This one started with a 25-4 run, the Cougars slicing UCLA’s man-to-man defense with a barrage of back-cuts and screens that led to many easy layups.
Even Lacy contributed from the bench, suggesting to an assistant coach that the Cougars run a certain play — a back-cut to Dexter Kernich-Drew — that he thought would work. It did.
“They were playing so tight, all we had to do was screen them,” said senior forward Brock Motum, who scored 20 points and grabbed 11 rebounds with his parents, sister, coach and three friends from Australia seated behind the WSU bench. “Once we set good screens, guys were wide open and we just had to make the passes.”

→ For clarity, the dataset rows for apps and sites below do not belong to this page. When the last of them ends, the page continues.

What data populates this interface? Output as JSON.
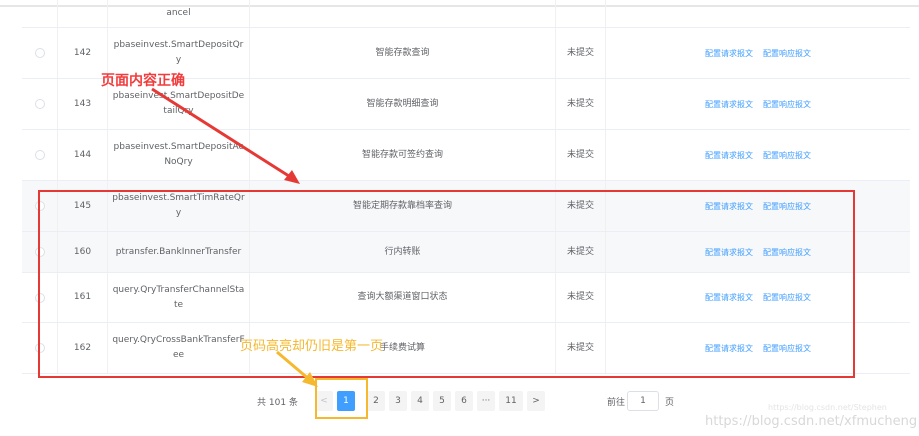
{
  "rows": [
    {
      "id": "",
      "name": "ancel",
      "desc": "",
      "status": ""
    },
    {
      "id": "142",
      "name": "pbaseinvest.SmartDepositQry",
      "desc": "智能存款查询",
      "status": "未提交"
    },
    {
      "id": "143",
      "name": "pbaseinvest.SmartDepositDetailQry",
      "desc": "智能存款明细查询",
      "status": "未提交"
    },
    {
      "id": "144",
      "name": "pbaseinvest.SmartDepositAcNoQry",
      "desc": "智能存款可签约查询",
      "status": "未提交"
    },
    {
      "id": "145",
      "name": "pbaseinvest.SmartTimRateQry",
      "desc": "智能定期存款靠档率查询",
      "status": "未提交"
    },
    {
      "id": "160",
      "name": "ptransfer.BankInnerTransfer",
      "desc": "行内转账",
      "status": "未提交"
    },
    {
      "id": "161",
      "name": "query.QryTransferChannelState",
      "desc": "查询大额渠道窗口状态",
      "status": "未提交"
    },
    {
      "id": "162",
      "name": "query.QryCrossBankTransferFee",
      "desc": "手续费试算",
      "status": "未提交"
    }
  ],
  "actions": {
    "request": "配置请求报文",
    "response": "配置响应报文"
  },
  "pagination": {
    "total": "共 101 条",
    "prev": "<",
    "pages": [
      "1",
      "2",
      "3",
      "4",
      "5",
      "6",
      "···",
      "11"
    ],
    "current": "1",
    "next": ">",
    "goto_label": "前往",
    "goto_value": "1",
    "page_unit": "页"
  },
  "annotations": {
    "correct": "页面内容正确",
    "wrong_page": "页码高亮却仍旧是第一页"
  },
  "watermark": {
    "small": "https://blog.csdn.net/Stephen",
    "large": "https://blog.csdn.net/xfmucheng"
  },
  "colors": {
    "accent": "#409eff",
    "red_annotation": "#e53935",
    "orange_annotation": "#f5b82e"
  }
}
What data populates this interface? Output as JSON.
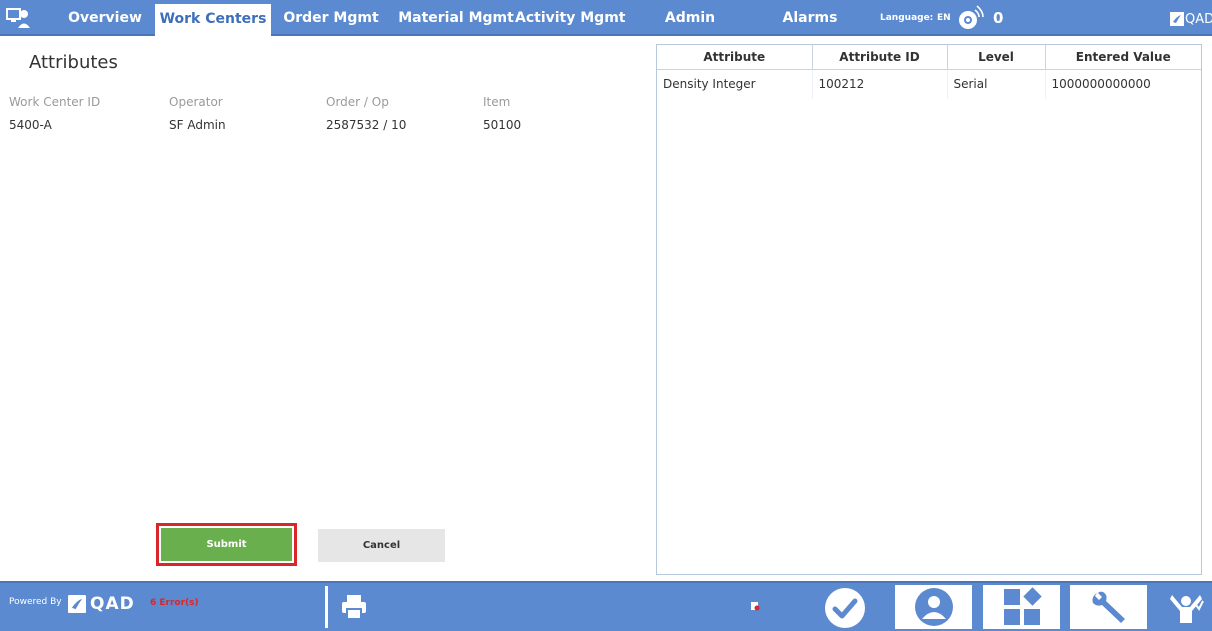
{
  "nav": {
    "home_icon": "workstation-home-icon",
    "tabs": [
      {
        "label": "Overview",
        "active": false
      },
      {
        "label": "Work Centers",
        "active": true
      },
      {
        "label": "Order Mgmt",
        "active": false
      },
      {
        "label": "Material Mgmt",
        "active": false
      },
      {
        "label": "Activity Mgmt",
        "active": false
      },
      {
        "label": "Admin",
        "active": false
      },
      {
        "label": "Alarms",
        "active": false
      }
    ],
    "language_label": "Language:",
    "language_value": "EN",
    "notification_icon": "broadcast-icon",
    "notification_count": "0",
    "brand": "QAD"
  },
  "attributes": {
    "title": "Attributes",
    "headers": [
      "Work Center ID",
      "Operator",
      "Order / Op",
      "Item"
    ],
    "values": [
      "5400-A",
      "SF Admin",
      "2587532 / 10",
      "50100"
    ]
  },
  "table": {
    "columns": [
      "Attribute",
      "Attribute ID",
      "Level",
      "Entered Value"
    ],
    "rows": [
      [
        "Density Integer",
        "100212",
        "Serial",
        "1000000000000"
      ]
    ]
  },
  "actions": {
    "submit_label": "Submit",
    "cancel_label": "Cancel"
  },
  "footer": {
    "powered_by": "Powered By",
    "brand": "QAD",
    "errors": "6 Error(s)",
    "icons": [
      "printer-icon",
      "small-status-icon",
      "check-icon",
      "user-icon",
      "grid-icon",
      "wrench-icon",
      "cheer-icon"
    ]
  },
  "colors": {
    "nav_bg": "#5b8ad0",
    "active_tab_text": "#3f6fba",
    "submit_bg": "#6aaf4d",
    "submit_outline": "#d9262b",
    "error_text": "#d9262b"
  }
}
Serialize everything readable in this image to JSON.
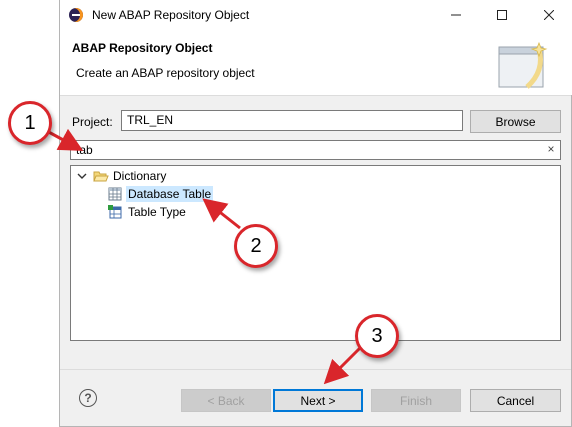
{
  "window": {
    "title": "New ABAP Repository Object",
    "minimize_label": "—",
    "maximize_label": "☐",
    "close_label": "✕"
  },
  "header": {
    "title": "ABAP Repository Object",
    "subtitle": "Create an ABAP repository object"
  },
  "form": {
    "project_label": "Project:",
    "project_value": "TRL_EN",
    "browse_label": "Browse",
    "search_value": "tab",
    "search_clear_label": "×"
  },
  "tree": {
    "root": {
      "label": "Dictionary",
      "expanded": true
    },
    "children": [
      {
        "label": "Database Table",
        "selected": true
      },
      {
        "label": "Table Type",
        "selected": false
      }
    ]
  },
  "footer": {
    "help_label": "?",
    "back_label": "< Back",
    "next_label": "Next >",
    "finish_label": "Finish",
    "cancel_label": "Cancel"
  },
  "callouts": [
    "1",
    "2",
    "3"
  ],
  "colors": {
    "callout_border": "#d9262b",
    "focus_blue": "#0078d7",
    "selection": "#cce8ff"
  }
}
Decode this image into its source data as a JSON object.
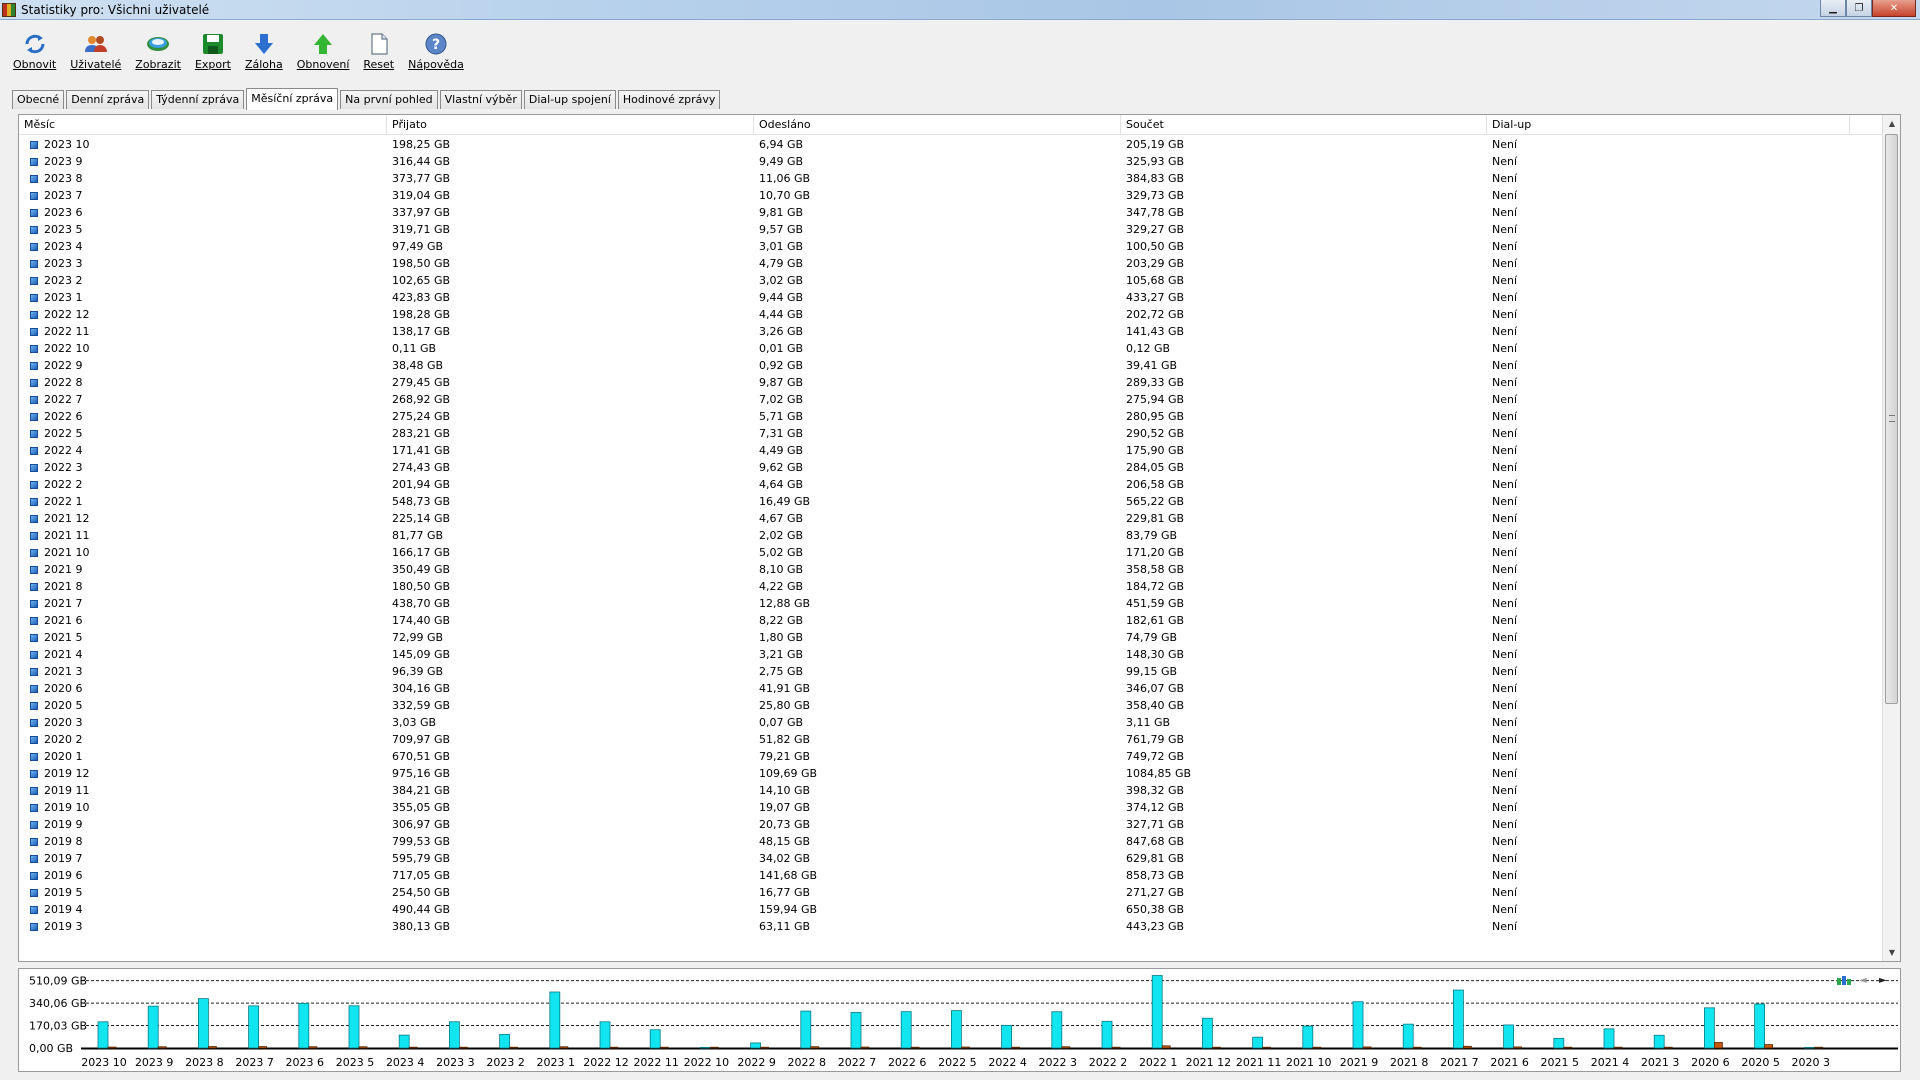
{
  "window": {
    "title": "Statistiky pro: Všichni uživatelé"
  },
  "toolbar": [
    {
      "label": "Obnovit",
      "icon": "refresh-icon"
    },
    {
      "label": "Uživatelé",
      "icon": "users-icon"
    },
    {
      "label": "Zobrazit",
      "icon": "view-icon"
    },
    {
      "label": "Export",
      "icon": "save-icon"
    },
    {
      "label": "Záloha",
      "icon": "arrow-down-icon"
    },
    {
      "label": "Obnovení",
      "icon": "arrow-up-icon"
    },
    {
      "label": "Reset",
      "icon": "page-icon"
    },
    {
      "label": "Nápověda",
      "icon": "help-icon"
    }
  ],
  "tabs": [
    {
      "label": "Obecné",
      "active": false
    },
    {
      "label": "Denní zpráva",
      "active": false
    },
    {
      "label": "Týdenní zpráva",
      "active": false
    },
    {
      "label": "Měsíční zpráva",
      "active": true
    },
    {
      "label": "Na první pohled",
      "active": false
    },
    {
      "label": "Vlastní výběr",
      "active": false
    },
    {
      "label": "Dial-up spojení",
      "active": false
    },
    {
      "label": "Hodinové zprávy",
      "active": false
    }
  ],
  "table": {
    "columns": [
      "Měsíc",
      "Přijato",
      "Odesláno",
      "Součet",
      "Dial-up"
    ],
    "rows": [
      [
        "2023 10",
        "198,25 GB",
        "6,94 GB",
        "205,19 GB",
        "Není"
      ],
      [
        "2023 9",
        "316,44 GB",
        "9,49 GB",
        "325,93 GB",
        "Není"
      ],
      [
        "2023 8",
        "373,77 GB",
        "11,06 GB",
        "384,83 GB",
        "Není"
      ],
      [
        "2023 7",
        "319,04 GB",
        "10,70 GB",
        "329,73 GB",
        "Není"
      ],
      [
        "2023 6",
        "337,97 GB",
        "9,81 GB",
        "347,78 GB",
        "Není"
      ],
      [
        "2023 5",
        "319,71 GB",
        "9,57 GB",
        "329,27 GB",
        "Není"
      ],
      [
        "2023 4",
        "97,49 GB",
        "3,01 GB",
        "100,50 GB",
        "Není"
      ],
      [
        "2023 3",
        "198,50 GB",
        "4,79 GB",
        "203,29 GB",
        "Není"
      ],
      [
        "2023 2",
        "102,65 GB",
        "3,02 GB",
        "105,68 GB",
        "Není"
      ],
      [
        "2023 1",
        "423,83 GB",
        "9,44 GB",
        "433,27 GB",
        "Není"
      ],
      [
        "2022 12",
        "198,28 GB",
        "4,44 GB",
        "202,72 GB",
        "Není"
      ],
      [
        "2022 11",
        "138,17 GB",
        "3,26 GB",
        "141,43 GB",
        "Není"
      ],
      [
        "2022 10",
        "0,11 GB",
        "0,01 GB",
        "0,12 GB",
        "Není"
      ],
      [
        "2022 9",
        "38,48 GB",
        "0,92 GB",
        "39,41 GB",
        "Není"
      ],
      [
        "2022 8",
        "279,45 GB",
        "9,87 GB",
        "289,33 GB",
        "Není"
      ],
      [
        "2022 7",
        "268,92 GB",
        "7,02 GB",
        "275,94 GB",
        "Není"
      ],
      [
        "2022 6",
        "275,24 GB",
        "5,71 GB",
        "280,95 GB",
        "Není"
      ],
      [
        "2022 5",
        "283,21 GB",
        "7,31 GB",
        "290,52 GB",
        "Není"
      ],
      [
        "2022 4",
        "171,41 GB",
        "4,49 GB",
        "175,90 GB",
        "Není"
      ],
      [
        "2022 3",
        "274,43 GB",
        "9,62 GB",
        "284,05 GB",
        "Není"
      ],
      [
        "2022 2",
        "201,94 GB",
        "4,64 GB",
        "206,58 GB",
        "Není"
      ],
      [
        "2022 1",
        "548,73 GB",
        "16,49 GB",
        "565,22 GB",
        "Není"
      ],
      [
        "2021 12",
        "225,14 GB",
        "4,67 GB",
        "229,81 GB",
        "Není"
      ],
      [
        "2021 11",
        "81,77 GB",
        "2,02 GB",
        "83,79 GB",
        "Není"
      ],
      [
        "2021 10",
        "166,17 GB",
        "5,02 GB",
        "171,20 GB",
        "Není"
      ],
      [
        "2021 9",
        "350,49 GB",
        "8,10 GB",
        "358,58 GB",
        "Není"
      ],
      [
        "2021 8",
        "180,50 GB",
        "4,22 GB",
        "184,72 GB",
        "Není"
      ],
      [
        "2021 7",
        "438,70 GB",
        "12,88 GB",
        "451,59 GB",
        "Není"
      ],
      [
        "2021 6",
        "174,40 GB",
        "8,22 GB",
        "182,61 GB",
        "Není"
      ],
      [
        "2021 5",
        "72,99 GB",
        "1,80 GB",
        "74,79 GB",
        "Není"
      ],
      [
        "2021 4",
        "145,09 GB",
        "3,21 GB",
        "148,30 GB",
        "Není"
      ],
      [
        "2021 3",
        "96,39 GB",
        "2,75 GB",
        "99,15 GB",
        "Není"
      ],
      [
        "2020 6",
        "304,16 GB",
        "41,91 GB",
        "346,07 GB",
        "Není"
      ],
      [
        "2020 5",
        "332,59 GB",
        "25,80 GB",
        "358,40 GB",
        "Není"
      ],
      [
        "2020 3",
        "3,03 GB",
        "0,07 GB",
        "3,11 GB",
        "Není"
      ],
      [
        "2020 2",
        "709,97 GB",
        "51,82 GB",
        "761,79 GB",
        "Není"
      ],
      [
        "2020 1",
        "670,51 GB",
        "79,21 GB",
        "749,72 GB",
        "Není"
      ],
      [
        "2019 12",
        "975,16 GB",
        "109,69 GB",
        "1084,85 GB",
        "Není"
      ],
      [
        "2019 11",
        "384,21 GB",
        "14,10 GB",
        "398,32 GB",
        "Není"
      ],
      [
        "2019 10",
        "355,05 GB",
        "19,07 GB",
        "374,12 GB",
        "Není"
      ],
      [
        "2019 9",
        "306,97 GB",
        "20,73 GB",
        "327,71 GB",
        "Není"
      ],
      [
        "2019 8",
        "799,53 GB",
        "48,15 GB",
        "847,68 GB",
        "Není"
      ],
      [
        "2019 7",
        "595,79 GB",
        "34,02 GB",
        "629,81 GB",
        "Není"
      ],
      [
        "2019 6",
        "717,05 GB",
        "141,68 GB",
        "858,73 GB",
        "Není"
      ],
      [
        "2019 5",
        "254,50 GB",
        "16,77 GB",
        "271,27 GB",
        "Není"
      ],
      [
        "2019 4",
        "490,44 GB",
        "159,94 GB",
        "650,38 GB",
        "Není"
      ],
      [
        "2019 3",
        "380,13 GB",
        "63,11 GB",
        "443,23 GB",
        "Není"
      ]
    ]
  },
  "chart": {
    "y_ticks": [
      {
        "label": "510,09 GB",
        "value": 510.09
      },
      {
        "label": "340,06 GB",
        "value": 340.06
      },
      {
        "label": "170,03 GB",
        "value": 170.03
      },
      {
        "label": "0,00 GB",
        "value": 0
      }
    ],
    "y_max": 560,
    "categories": [
      "2023 10",
      "2023 9",
      "2023 8",
      "2023 7",
      "2023 6",
      "2023 5",
      "2023 4",
      "2023 3",
      "2023 2",
      "2023 1",
      "2022 12",
      "2022 11",
      "2022 10",
      "2022 9",
      "2022 8",
      "2022 7",
      "2022 6",
      "2022 5",
      "2022 4",
      "2022 3",
      "2022 2",
      "2022 1",
      "2021 12",
      "2021 11",
      "2021 10",
      "2021 9",
      "2021 8",
      "2021 7",
      "2021 6",
      "2021 5",
      "2021 4",
      "2021 3",
      "2020 6",
      "2020 5",
      "2020 3"
    ],
    "received": [
      198.25,
      316.44,
      373.77,
      319.04,
      337.97,
      319.71,
      97.49,
      198.5,
      102.65,
      423.83,
      198.28,
      138.17,
      0.11,
      38.48,
      279.45,
      268.92,
      275.24,
      283.21,
      171.41,
      274.43,
      201.94,
      548.73,
      225.14,
      81.77,
      166.17,
      350.49,
      180.5,
      438.7,
      174.4,
      72.99,
      145.09,
      96.39,
      304.16,
      332.59,
      3.03
    ],
    "sent": [
      6.94,
      9.49,
      11.06,
      10.7,
      9.81,
      9.57,
      3.01,
      4.79,
      3.02,
      9.44,
      4.44,
      3.26,
      0.01,
      0.92,
      9.87,
      7.02,
      5.71,
      7.31,
      4.49,
      9.62,
      4.64,
      16.49,
      4.67,
      2.02,
      5.02,
      8.1,
      4.22,
      12.88,
      8.22,
      1.8,
      3.21,
      2.75,
      41.91,
      25.8,
      0.07
    ],
    "colors": {
      "received": "#11e5f0",
      "received_stroke": "#0a7a86",
      "sent": "#c85a10",
      "sent_stroke": "#5a2a06"
    },
    "controls": {
      "prev": "◄",
      "next": "►"
    }
  }
}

Even when the Cougars missed, they usually got it back. They dominated UCLA on the glass, outrebounding the bigger, more athletic Bruins by a 46-23 margin, claiming almost as many offensive rebounds (21, off 29 missed field goals) as UCLA had total.
No wonder the Cougars outscored the Bruins 44-20 in the paint.
Kernich-Drew was a surprise leader in that effort, grabbing a career-high 11 rebounds to go along with 11 points. He also played 39 minutes as WSU used a seven-man rotation with Lacy sidelined. Motum and Royce Woolridge played the entire game.
“We’re not the biggest team, so we’re going to do whatever we can to try to scrap and win the game,” Kernich-Drew said. “Mike wasn’t playing, DaVonte wasn’t playing. … I just tried to do what I could do out there, get as many boards and secure the ball for us.”
Because WSU was so proficient in that area, the late-game collapse didn’t happen this time. The Cougars had their lead trimmed to 37-31 early in the second half, but built it back to 14 with 7:12 to go after back-to-back buckets by Woolridge and Motum.
And despite WSU’s 17 turnovers — a bunch of them in the final minutes once the desperate Bruins started pressing — UCLA never got closer than eight points the rest of the way, as WSU made nine of its final 10 free-throw attempts.
Will DiIorio delivered the final blow, taking a long pass from Motum, dribbling and jamming on Kyle Anderson as he was fouled.
The sparse crowd erupted. WSU led 69-57 with 1:17 to play. UCLA was done, the giant slain, the streaks history.
“We’ve been scrutinized quite a bit — how bad we are, we’ve lost this game and that game and how we lose the games and everything else,” Bone said. “It’s nice to go out and beat a quality team and play good basketball.”
“It could have been easy to give up a long time ago,” Motum said. “I’m proud of these guys.”